  5. Cojones

    Rather than going into the nuances of how I “feel” or how in sympathy with the players I may be, there’s no way to make the sale of memorabilia extend to uniforms. Show me the contract that UGA signed with uniform providers that says they are player property. AJ’s was a trophy given by the University in celebration of winning a bowl game. Jerseys aren’t distributed to players for their ownership of the number. What happened to everyone’s logic just because AJ was an honest victim? You can’t mix all those player welfare thoughts into a bag, shake them up and willy-nilly declare that they should be able to sell school equipment to offset our feelings for players. Where would it stop? Show a marketing proposal that would fit such a leap from college player to entrepreneurial mogul and not create team dissention. As much as we would like to make certain player’s lives a wonderful paid trip, this is not the solution. Don’t let media bs that offers no solution (instead makes you grind your teeth in sympathy) get your gizzard in an uproar. Notice that not one of the media can give a reasoned proposal for ending this dilemma. They just put it out to crate angst and to promote the idea of paying players. They don’t have a viable answer for paying players either.

    This is a tempest in a teapot caused by some idiot from FU. Who gives a crap?

    • gastr1

      You might be right, legally, but how are they able to walk away with them, if they are not actually their property?

      Regardless, I don’t see why they cannot sell whatever property is legally theirs and/or solicit and receive licensing fees for the use of their names and uniform numbers. What is the argument against it, other than that the schools don’t want to share the dough?

      • D

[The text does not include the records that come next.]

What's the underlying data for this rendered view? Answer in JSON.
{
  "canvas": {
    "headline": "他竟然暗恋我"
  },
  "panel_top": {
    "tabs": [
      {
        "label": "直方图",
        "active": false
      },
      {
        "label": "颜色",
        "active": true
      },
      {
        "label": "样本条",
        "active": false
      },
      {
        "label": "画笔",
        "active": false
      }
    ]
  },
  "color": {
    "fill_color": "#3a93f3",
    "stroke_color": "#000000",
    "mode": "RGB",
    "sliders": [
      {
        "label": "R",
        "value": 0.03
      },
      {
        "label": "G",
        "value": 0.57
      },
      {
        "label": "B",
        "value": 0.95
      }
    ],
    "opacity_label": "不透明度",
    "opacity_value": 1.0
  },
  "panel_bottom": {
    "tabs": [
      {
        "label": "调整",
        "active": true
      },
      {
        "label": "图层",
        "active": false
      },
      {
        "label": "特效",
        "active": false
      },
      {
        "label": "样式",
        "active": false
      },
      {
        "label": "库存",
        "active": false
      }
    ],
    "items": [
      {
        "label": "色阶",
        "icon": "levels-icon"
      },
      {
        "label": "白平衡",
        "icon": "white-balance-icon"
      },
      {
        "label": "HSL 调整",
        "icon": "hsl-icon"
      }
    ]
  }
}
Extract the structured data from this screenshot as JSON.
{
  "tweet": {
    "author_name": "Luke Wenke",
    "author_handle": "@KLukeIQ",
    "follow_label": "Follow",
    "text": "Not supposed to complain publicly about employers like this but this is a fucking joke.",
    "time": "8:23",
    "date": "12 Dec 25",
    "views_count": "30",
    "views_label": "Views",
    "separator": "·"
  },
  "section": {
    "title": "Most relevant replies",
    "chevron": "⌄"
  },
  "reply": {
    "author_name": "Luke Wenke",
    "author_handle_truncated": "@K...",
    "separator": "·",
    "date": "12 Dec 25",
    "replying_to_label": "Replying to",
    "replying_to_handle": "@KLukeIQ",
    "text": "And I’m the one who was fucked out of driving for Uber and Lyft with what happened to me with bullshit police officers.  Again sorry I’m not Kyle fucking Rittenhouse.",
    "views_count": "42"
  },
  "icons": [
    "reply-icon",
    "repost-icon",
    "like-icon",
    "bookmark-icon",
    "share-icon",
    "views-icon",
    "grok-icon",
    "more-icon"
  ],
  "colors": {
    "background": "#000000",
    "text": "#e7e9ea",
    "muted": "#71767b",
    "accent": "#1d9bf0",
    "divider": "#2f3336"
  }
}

        “And in other news, Maxter ‘6-Star’ Baxter sold the jock strap he wore in his high school championship game to a consortium of Alabama fans for $588,000 on Signing Day, to be paid in 24 monthly installments of $24,500.”

        Now write the legislation that distinguishes that activity from AJ’s, legally speaking.

        The kids can sell their stuff any time they want. They just can’t remain amateur athletes. What’s so hard about this?

        • gastr1

          Ok. So why not give the ones whose names, numbers, and likenesses are used a share of the licensing revenues?

        • gastr1

          “The kids can sell their stuff any time they want. They just can’t remain amateur athletes. What’s so hard about this?”

          BTW–what’s “so hard” about it is monitoring the activity, or we’d not be talking about this.

        • D

          Yes, monitoring it is hard. But we were talking the principle of athletes selling stuff rather than the execution.

          It’s a team sport. If the super-stars want a cut at the expense of the guys who block, then that’s another argument. But throwing a percentage at this group of players while that group players don’t get a cut invites lawsuits from 1,000 different angles.

          I agree about the problems with NCAA amateurism. But the bigger problem is this — any attempt at a reasonable rule will be overrun by overzealous boosters and coaching ambition within 15 minutes of its passage.

          In other words, why is the NCAA rule book so large? Us fans.